You’ve read correctly, elephants! At last I’ve come face-to-face with one, and what an experience it proved to be. As a native of upstate New York, a place with no mammal larger than the average hibernating black bear, there was all the room in the world to fantasize about the wonder and eminence of the elephant. That being said, on the opposite end of the spectrum, the residents of Northern Thailand and the hill tribe I was visiting are as familiar to the gentle giants as any upstater is to dairy cows.
I was in a very small settlement that belonged to a Karen hill tribe, an ethnic group native to the Thai/Burma region far in the north of Thailand. However spare the commerce of this village, there did happen to be a simple elephant reserve that offered free rides right in the center of town. Climbing a short staircase to what could have been a tree house I carefully boarded the slightly swaying carriage fastened to the back of the elephant.
There aren’t very many things I can equate with the physical sensation of riding an elephant. I think Hobbits ridding in an Ent — Tolkien’s smallest characters lodged in the high branches of his giant tree characters — is the closest allusion I can make. There is an interval of about two seconds between each step and when the foot lands on the ground the seat and everything in it (Me!) drops abruptly to one side and then to the other after the succeeding step. It wasn’t particularly comfortable and was certainly not a camera friendly perch, but it was awfully hilarious to me as I clutched the guardrail, grinning wildly.

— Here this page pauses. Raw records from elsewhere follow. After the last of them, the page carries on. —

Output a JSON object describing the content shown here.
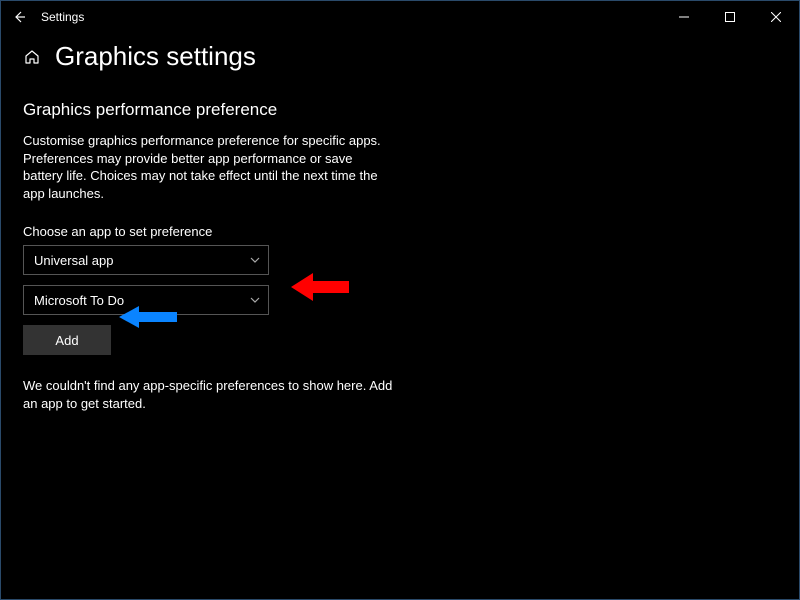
{
  "titlebar": {
    "app_title": "Settings"
  },
  "page": {
    "title": "Graphics settings"
  },
  "section": {
    "heading": "Graphics performance preference",
    "description": "Customise graphics performance preference for specific apps. Preferences may provide better app performance or save battery life. Choices may not take effect until the next time the app launches."
  },
  "form": {
    "choose_label": "Choose an app to set preference",
    "app_type_selected": "Universal app",
    "app_selected": "Microsoft To Do",
    "add_button": "Add"
  },
  "empty_state": "We couldn't find any app-specific preferences to show here. Add an app to get started.",
  "annotations": {
    "red_arrow_color": "#ff0000",
    "blue_arrow_color": "#0a84ff"
  }
}
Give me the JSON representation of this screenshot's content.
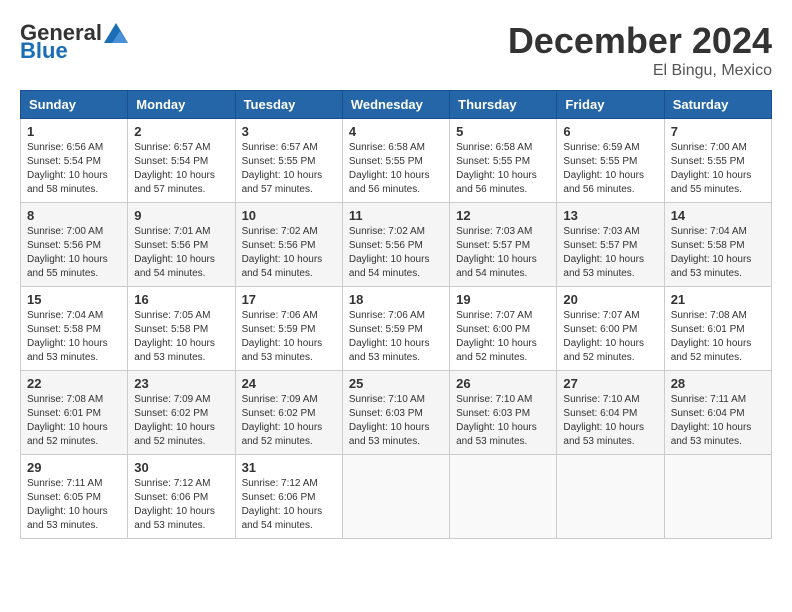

As the elephant plodded down the local highway I watched as moped drivers waited for the procession to pass while checking messages on their cellphones as if at a stop light. Much like a Cooperstown tourist gawking at the site of dairy cows and silos in Milford, I was taken aback by the indifference Khana, the elephant, was receiving from the locals. That’s culture shock.